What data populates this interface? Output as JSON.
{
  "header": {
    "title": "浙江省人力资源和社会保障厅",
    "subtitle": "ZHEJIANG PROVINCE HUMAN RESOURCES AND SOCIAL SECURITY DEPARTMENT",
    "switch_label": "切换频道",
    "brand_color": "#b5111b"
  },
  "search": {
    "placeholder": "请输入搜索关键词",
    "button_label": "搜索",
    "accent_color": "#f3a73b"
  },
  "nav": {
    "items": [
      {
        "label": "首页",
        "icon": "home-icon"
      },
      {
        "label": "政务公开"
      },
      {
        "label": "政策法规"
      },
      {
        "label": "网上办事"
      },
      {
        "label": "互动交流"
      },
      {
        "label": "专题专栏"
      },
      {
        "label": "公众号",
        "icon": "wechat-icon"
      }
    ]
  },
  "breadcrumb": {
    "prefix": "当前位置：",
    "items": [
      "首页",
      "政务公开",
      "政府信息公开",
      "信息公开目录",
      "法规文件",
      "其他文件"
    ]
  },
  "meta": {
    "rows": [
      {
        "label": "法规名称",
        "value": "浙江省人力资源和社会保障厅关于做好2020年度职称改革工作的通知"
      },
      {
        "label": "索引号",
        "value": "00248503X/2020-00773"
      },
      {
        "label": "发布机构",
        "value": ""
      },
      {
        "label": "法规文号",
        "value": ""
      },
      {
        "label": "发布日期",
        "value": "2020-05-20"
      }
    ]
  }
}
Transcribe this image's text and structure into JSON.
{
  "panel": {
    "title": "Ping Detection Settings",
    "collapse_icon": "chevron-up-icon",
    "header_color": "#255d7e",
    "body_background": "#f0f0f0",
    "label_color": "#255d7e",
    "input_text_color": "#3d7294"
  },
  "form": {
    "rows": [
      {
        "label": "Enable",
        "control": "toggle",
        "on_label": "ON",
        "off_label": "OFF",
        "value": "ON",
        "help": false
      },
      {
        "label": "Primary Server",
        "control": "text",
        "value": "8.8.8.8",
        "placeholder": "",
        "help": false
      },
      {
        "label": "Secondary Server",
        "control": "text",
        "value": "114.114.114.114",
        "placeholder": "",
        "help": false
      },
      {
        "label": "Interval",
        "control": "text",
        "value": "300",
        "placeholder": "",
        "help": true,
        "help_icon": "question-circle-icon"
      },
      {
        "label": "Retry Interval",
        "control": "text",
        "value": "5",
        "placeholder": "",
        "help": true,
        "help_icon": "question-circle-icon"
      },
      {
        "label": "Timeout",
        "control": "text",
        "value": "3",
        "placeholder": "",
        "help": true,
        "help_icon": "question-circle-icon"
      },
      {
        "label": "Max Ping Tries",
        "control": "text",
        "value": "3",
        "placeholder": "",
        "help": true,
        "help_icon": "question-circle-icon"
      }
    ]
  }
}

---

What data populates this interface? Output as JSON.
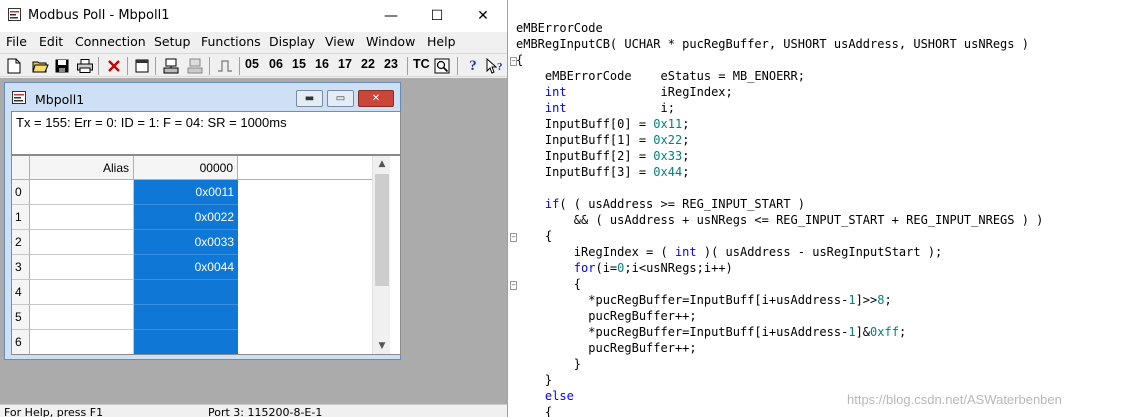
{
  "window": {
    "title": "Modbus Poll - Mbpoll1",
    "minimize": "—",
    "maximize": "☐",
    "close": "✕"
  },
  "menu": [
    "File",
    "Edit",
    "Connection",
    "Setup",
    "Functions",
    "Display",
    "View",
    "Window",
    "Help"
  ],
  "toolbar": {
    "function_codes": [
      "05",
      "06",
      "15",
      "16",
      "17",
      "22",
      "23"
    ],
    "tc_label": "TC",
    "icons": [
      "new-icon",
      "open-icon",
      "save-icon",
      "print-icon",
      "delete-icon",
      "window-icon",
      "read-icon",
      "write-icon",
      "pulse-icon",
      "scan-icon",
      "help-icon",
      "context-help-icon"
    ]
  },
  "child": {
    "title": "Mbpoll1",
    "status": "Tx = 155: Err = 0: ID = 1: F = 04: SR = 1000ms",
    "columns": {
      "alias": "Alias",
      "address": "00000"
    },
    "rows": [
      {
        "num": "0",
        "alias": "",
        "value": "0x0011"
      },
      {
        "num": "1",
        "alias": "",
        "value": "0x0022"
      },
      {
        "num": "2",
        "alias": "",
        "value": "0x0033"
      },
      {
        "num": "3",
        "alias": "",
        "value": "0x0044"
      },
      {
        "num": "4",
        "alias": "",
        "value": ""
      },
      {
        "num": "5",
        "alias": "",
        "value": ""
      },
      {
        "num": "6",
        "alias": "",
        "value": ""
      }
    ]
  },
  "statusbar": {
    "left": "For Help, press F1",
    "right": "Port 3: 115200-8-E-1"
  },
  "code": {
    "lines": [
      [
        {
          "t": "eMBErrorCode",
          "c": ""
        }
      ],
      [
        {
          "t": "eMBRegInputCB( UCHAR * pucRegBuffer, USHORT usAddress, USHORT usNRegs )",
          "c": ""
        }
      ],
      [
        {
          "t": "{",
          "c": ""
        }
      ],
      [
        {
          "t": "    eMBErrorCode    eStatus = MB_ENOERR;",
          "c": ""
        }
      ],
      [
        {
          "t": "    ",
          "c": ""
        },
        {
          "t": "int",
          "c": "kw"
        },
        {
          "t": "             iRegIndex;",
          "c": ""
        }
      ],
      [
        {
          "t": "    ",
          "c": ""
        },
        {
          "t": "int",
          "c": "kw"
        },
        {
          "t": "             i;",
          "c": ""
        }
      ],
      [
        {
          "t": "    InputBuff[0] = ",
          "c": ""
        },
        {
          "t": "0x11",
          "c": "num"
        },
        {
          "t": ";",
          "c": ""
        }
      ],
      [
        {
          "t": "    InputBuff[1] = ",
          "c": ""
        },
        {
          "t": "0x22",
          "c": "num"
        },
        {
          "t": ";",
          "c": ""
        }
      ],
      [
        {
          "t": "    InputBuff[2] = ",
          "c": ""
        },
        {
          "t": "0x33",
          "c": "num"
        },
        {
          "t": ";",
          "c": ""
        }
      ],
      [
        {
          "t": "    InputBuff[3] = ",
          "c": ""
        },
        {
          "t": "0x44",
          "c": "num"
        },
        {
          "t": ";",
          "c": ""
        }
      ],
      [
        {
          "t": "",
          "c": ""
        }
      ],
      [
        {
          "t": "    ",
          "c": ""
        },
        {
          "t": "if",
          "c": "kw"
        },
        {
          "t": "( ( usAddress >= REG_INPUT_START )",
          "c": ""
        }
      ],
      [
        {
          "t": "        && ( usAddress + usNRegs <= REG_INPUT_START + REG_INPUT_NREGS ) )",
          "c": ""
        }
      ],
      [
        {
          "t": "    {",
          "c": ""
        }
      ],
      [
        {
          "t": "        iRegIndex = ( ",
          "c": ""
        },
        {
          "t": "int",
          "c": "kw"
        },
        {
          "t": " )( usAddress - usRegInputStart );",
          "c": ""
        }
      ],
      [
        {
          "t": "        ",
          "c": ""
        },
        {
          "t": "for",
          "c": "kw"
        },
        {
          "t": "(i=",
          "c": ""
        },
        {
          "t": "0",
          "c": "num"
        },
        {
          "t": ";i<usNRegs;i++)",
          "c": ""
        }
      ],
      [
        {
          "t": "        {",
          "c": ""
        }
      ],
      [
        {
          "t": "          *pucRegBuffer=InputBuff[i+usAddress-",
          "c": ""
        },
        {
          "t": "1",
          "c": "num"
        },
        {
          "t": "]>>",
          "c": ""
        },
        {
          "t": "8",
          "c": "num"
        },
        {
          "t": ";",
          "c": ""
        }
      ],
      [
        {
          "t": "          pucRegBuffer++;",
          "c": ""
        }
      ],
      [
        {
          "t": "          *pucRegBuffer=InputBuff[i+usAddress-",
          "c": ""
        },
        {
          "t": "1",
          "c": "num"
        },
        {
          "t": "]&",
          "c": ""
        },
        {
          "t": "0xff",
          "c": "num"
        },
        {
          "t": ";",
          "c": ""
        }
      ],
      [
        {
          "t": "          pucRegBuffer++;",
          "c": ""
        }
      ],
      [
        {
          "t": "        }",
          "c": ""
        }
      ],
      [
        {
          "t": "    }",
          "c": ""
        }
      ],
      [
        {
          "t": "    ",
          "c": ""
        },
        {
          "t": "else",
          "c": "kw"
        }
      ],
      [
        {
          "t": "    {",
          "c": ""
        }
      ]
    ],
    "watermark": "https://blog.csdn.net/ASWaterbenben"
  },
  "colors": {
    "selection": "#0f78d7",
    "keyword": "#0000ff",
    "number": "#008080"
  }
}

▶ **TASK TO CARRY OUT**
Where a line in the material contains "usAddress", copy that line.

▶ **RESPONSE BOX**
          "t": "eMBRegInputCB( UCHAR * pucRegBuffer, USHORT usAddress, USHORT usNRegs )",
          "t": "( ( usAddress >= REG_INPUT_START )",
          "t": "        && ( usAddress + usNRegs <= REG_INPUT_START + REG_INPUT_NREGS ) )",
          "t": " )( usAddress - usRegInputStart );",
          "t": "          *pucRegBuffer=InputBuff[i+usAddress-",
          "t": "          *pucRegBuffer=InputBuff[i+usAddress-",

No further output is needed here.